The GoGlobal Blog

How I feel after finishing my 2nd book ever

How I feel after finishing my 2nd book ever

By finishing, I mean reading every chapter.

Yep, any book assignment ever given to me I have never read the entire book. I tried every way to get around having to read. I would use the beautiful sparknotes or cliffnotes. I would ask my friends for summaries. Last, I would just not do the work and bs my answer in some philosophical manner. I just couldn’t get myself to sit down and read. I used to be a very hyperactive child. I never knew how to sit down. My poor parents. Also, my mind never slowed down. I am a product of the generation of “over-thinkers.” So, reading a book never computed in head. (DOES NOT COMUPTE, DOES NOT COMPUTE! HE’S DEAD JIM).

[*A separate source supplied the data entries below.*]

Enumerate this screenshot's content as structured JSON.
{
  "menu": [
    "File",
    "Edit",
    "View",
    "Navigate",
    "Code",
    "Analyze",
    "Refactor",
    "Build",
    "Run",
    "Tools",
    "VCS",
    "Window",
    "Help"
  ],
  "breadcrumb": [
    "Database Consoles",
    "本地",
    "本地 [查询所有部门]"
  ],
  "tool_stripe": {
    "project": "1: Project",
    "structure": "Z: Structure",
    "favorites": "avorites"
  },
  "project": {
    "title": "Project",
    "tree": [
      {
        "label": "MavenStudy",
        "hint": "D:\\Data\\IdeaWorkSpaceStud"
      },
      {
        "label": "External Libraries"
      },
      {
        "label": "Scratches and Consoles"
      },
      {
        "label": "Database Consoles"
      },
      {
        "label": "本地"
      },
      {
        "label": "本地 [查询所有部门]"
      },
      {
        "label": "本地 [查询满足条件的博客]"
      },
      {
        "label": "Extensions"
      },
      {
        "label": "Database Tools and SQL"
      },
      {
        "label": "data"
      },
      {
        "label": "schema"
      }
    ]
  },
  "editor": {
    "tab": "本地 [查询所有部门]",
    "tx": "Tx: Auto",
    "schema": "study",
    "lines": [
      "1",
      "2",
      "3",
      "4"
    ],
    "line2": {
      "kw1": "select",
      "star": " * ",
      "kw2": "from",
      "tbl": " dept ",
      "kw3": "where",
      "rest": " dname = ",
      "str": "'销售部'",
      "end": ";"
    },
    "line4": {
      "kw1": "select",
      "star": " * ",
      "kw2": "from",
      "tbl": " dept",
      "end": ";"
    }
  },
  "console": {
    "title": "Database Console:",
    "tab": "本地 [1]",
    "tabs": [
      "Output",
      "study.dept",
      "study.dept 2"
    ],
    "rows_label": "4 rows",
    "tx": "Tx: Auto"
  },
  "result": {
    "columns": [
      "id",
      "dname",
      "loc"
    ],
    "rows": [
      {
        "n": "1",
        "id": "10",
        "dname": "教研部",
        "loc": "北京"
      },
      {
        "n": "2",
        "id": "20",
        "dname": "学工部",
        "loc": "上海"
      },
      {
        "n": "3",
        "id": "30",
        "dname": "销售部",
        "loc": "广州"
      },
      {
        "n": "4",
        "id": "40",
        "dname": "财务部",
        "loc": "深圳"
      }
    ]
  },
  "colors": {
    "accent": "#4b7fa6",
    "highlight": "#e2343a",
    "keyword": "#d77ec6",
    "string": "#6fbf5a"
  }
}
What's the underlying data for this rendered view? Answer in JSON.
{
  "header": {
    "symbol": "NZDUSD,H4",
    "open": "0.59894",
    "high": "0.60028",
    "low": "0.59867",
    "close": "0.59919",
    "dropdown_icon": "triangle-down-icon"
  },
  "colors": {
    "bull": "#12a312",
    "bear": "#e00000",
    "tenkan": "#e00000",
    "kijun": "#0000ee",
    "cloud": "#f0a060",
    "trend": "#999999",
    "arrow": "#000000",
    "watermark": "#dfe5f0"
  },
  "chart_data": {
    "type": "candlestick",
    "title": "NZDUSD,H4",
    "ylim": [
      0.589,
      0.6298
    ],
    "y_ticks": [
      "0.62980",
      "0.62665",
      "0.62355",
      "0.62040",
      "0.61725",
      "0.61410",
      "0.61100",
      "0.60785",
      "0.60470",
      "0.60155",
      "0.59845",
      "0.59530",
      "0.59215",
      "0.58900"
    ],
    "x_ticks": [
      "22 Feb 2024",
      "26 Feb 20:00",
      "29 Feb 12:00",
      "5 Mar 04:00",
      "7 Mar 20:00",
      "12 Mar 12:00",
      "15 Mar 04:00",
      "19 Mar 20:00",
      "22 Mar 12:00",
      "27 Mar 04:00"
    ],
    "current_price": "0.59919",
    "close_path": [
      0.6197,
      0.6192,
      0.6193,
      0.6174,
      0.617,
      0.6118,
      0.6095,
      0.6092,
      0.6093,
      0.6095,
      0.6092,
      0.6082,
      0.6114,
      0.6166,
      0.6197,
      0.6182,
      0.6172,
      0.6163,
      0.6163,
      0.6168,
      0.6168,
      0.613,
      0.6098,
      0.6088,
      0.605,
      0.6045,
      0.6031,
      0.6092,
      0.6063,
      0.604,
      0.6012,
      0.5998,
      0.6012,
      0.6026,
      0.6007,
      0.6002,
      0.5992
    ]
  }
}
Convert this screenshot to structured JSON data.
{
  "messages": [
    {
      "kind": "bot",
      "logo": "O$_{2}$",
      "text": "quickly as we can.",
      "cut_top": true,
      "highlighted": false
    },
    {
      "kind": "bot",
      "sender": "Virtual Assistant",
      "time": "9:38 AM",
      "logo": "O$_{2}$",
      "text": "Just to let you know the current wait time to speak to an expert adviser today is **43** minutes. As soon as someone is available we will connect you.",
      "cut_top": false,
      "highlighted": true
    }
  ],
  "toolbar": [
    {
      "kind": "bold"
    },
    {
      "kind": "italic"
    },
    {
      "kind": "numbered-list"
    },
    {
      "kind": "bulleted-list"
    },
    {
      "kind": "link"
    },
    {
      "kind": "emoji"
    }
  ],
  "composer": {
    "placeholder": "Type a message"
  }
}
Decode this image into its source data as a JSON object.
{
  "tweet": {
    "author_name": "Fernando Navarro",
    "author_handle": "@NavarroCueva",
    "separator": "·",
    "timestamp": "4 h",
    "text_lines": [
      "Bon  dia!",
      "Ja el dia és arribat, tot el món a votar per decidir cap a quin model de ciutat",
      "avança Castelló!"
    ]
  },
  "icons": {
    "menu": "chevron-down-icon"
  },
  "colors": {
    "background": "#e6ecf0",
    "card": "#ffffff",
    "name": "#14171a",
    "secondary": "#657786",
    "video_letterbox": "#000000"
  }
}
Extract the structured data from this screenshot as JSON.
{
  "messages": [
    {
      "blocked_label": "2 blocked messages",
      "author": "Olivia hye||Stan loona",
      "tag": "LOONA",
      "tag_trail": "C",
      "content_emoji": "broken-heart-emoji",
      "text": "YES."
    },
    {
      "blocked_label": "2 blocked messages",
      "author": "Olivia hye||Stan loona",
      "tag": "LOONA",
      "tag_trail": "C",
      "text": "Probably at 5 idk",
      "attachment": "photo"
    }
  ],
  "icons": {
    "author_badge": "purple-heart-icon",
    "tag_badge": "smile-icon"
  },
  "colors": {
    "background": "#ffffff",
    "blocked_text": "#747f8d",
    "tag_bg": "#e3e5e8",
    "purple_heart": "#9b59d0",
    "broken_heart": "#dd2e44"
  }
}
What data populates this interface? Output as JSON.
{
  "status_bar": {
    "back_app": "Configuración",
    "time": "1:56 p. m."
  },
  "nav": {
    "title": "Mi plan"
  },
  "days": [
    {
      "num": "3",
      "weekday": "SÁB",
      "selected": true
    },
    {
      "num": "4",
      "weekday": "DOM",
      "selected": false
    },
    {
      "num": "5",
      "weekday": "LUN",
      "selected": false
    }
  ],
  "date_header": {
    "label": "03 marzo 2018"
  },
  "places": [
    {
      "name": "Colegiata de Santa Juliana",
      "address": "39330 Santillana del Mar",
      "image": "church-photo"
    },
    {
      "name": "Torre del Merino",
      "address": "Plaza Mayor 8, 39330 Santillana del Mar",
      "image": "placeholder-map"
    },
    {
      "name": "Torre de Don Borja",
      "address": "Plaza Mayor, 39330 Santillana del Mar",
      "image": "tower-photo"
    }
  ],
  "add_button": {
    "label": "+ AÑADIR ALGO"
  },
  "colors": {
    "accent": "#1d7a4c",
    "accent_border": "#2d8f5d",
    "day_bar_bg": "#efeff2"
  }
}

As I matured (although I will cling to my youth forever) I noticed how my peers, role-models in particular, read a lot. The people I admired, the ones who inspired me, were people that avidly read. I was jealous and tried to replicate their habits. My most fond attempts at reading was Magic Tree House series and the Artemis Foul series. I was reading below my level forsure, but magical-related topics were my jam at the time.

After realizing my immature “why can’t I do that” state, I ask my peers more questions about what they were reading. The overwhelming answers were “something that interested me.” That was the kicker. Before, I was reading books below my level, and I wasn’t challenged but interested. In school, I hated the idea that I was forced to read, thus I had no enthusiasm. Furthermore, I tried to read the books my friends recommended, but I was forcing myself to read something that I was not genuinely interested in. I needed to know and understand that sweet spot.

So now I am at a point of actualization. I am mature enough to read most books, I am not often forced to read, and I have a better idea of what I truly enjoy. Now that I think about it, I read a lot. I spend a lot of my time reading articles of wide-ranging topics, books, and news.

What does this have to do with studying abroad? Studying abroad provided me with the opportunity to understand myself better. I believe finding out more about yourself is the most crucial part of being abroad. Having a strong grasp on who you are will make everything else in your life so much easier. You will notice what does and does not compute, in your eyes. Studying abroad gave me time to slow down and think. Gee willikers have I thought a lot. My life is not necessarily any less hectic, but there is a lot less baggage. The beauty of this is that when I go home, the baggage that held me back previously will be gone. Or I will make it be gone.

I know, 2 books is nothing. However, I have a better idea of what topics I can spend hours pondering. I am positive that number will go up. 1 book a month sounds like a good starting plan (subject to change).

Hehe I never said what my two books were. You will understand why I wrote this post after you know what books I read. Both were by the amazing author Malcolm Gladwell. His books, on a broad level, are about social psychology.


It is about understanding your impulses or gut reactions. He helps you understand your ability to think without thinking. Thin-slicing is the method that he explains will improve your decision-making. Maybe I could say, holistically, it is about narrowing down what matters.


Geniuses are not what you think they are. That is what Gladwell tries to get across. Who we perceive as geniuses are people that had a tremendous amount of help along the way. Instead of being a genius based on academic ability, a genius can be defined as someone that seized the moment and took advantage of the opportunities provided.


Thanks for reading,


“The eyes perceive, the ears perceive, the mouth decides” – Angelo DeMarco

Comments are closed.